Figures released by the Driver and Vehicle Licensing Agency (DVLA), suggest that a staggering 4.7 million motorist's vehicle details have been released to parking companies across the UK since 2016. That's an increase of 28 per cent.
On average in the UK someone is handed a parking ticket every seven seconds. In an hour that totals over 514 tickets.
The vehicles details are released by the DVLA in order for parking companies to pursue drivers for unpaid parking fines or other penalties.
For this information, companies are charged a standard £2.50 rate. This means the DVLA made around £12 million last year.
Despite private clamping being banned in all but exceptional cases back in 2012, many motorists are still facing extortionate fines of up to £100 in some cases.

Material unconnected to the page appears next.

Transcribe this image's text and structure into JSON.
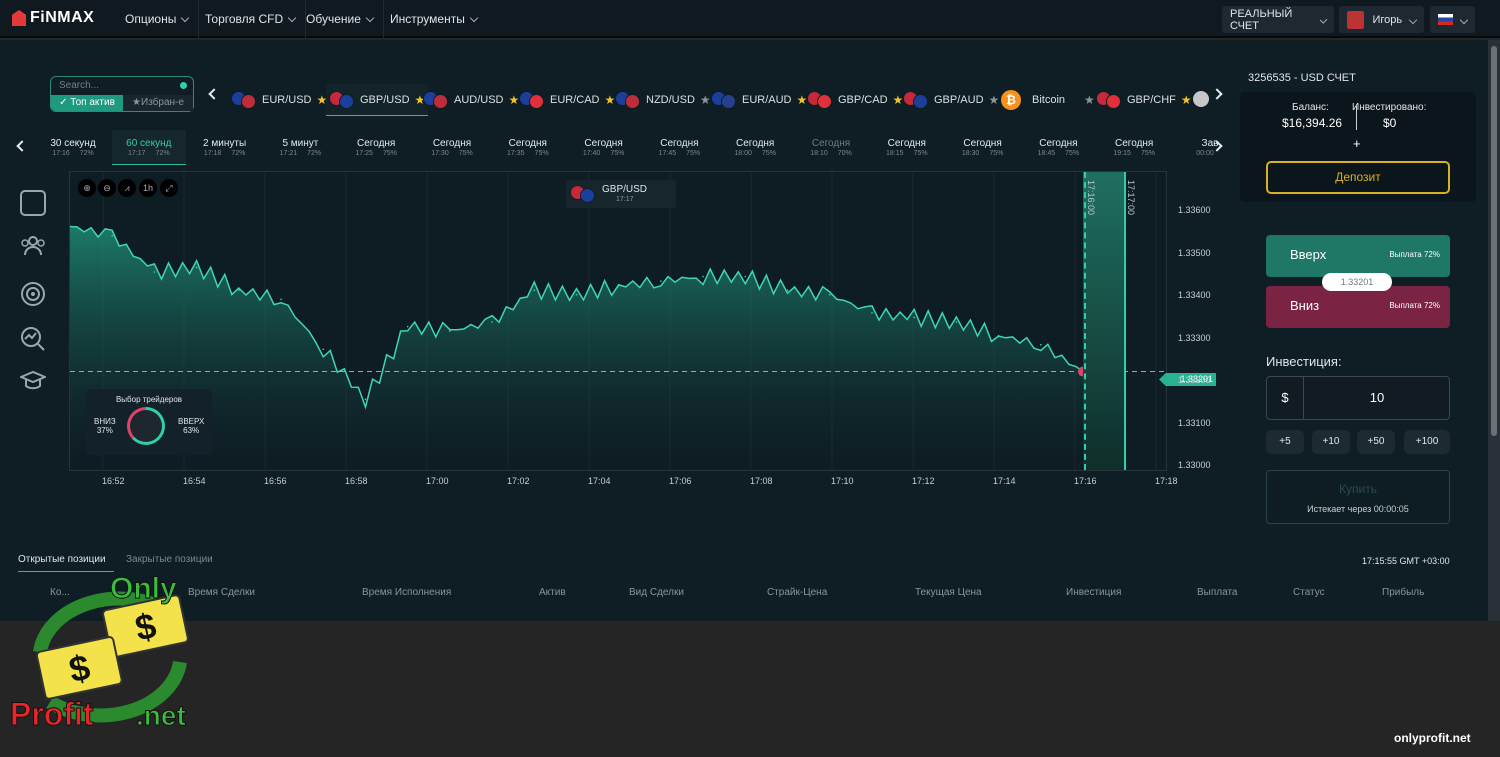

The private parking business seems to be booming. Back in 2013 The Telegraph reports that private parking firms had generated more than £150 million and were estimated to have an annual fine income of a staggering £330 million, accrued by town halls in just one year alone.
Many private parking companies are employed to issue parking fines by the government and local councils throughout the UK, with no capped charge.
In 2015 however, the Government launched a public consultation called "Parking reform: tackling unfair practices". This examined the issue of excessive penalties and signs not being clear enough.
Experts are calling on the Government to take action. The RAC's foundation director Steve Gooding said: "We all hoped the problems associated with parking on private land would go away when clamping was outlawed. It turns out we hoped in vain. Since the ban there has been a surge in ticketing.
"The number of vehicle-keeper requests that private parking companies make on behalf of their landowner clients is a barometer for how well the private parking system is working, and we believe that the barometer is reading 'stormy weather' for ministers who have had the responses to the 2015 public consultation on their desks for two years now."
By Aidan Rennie-Jones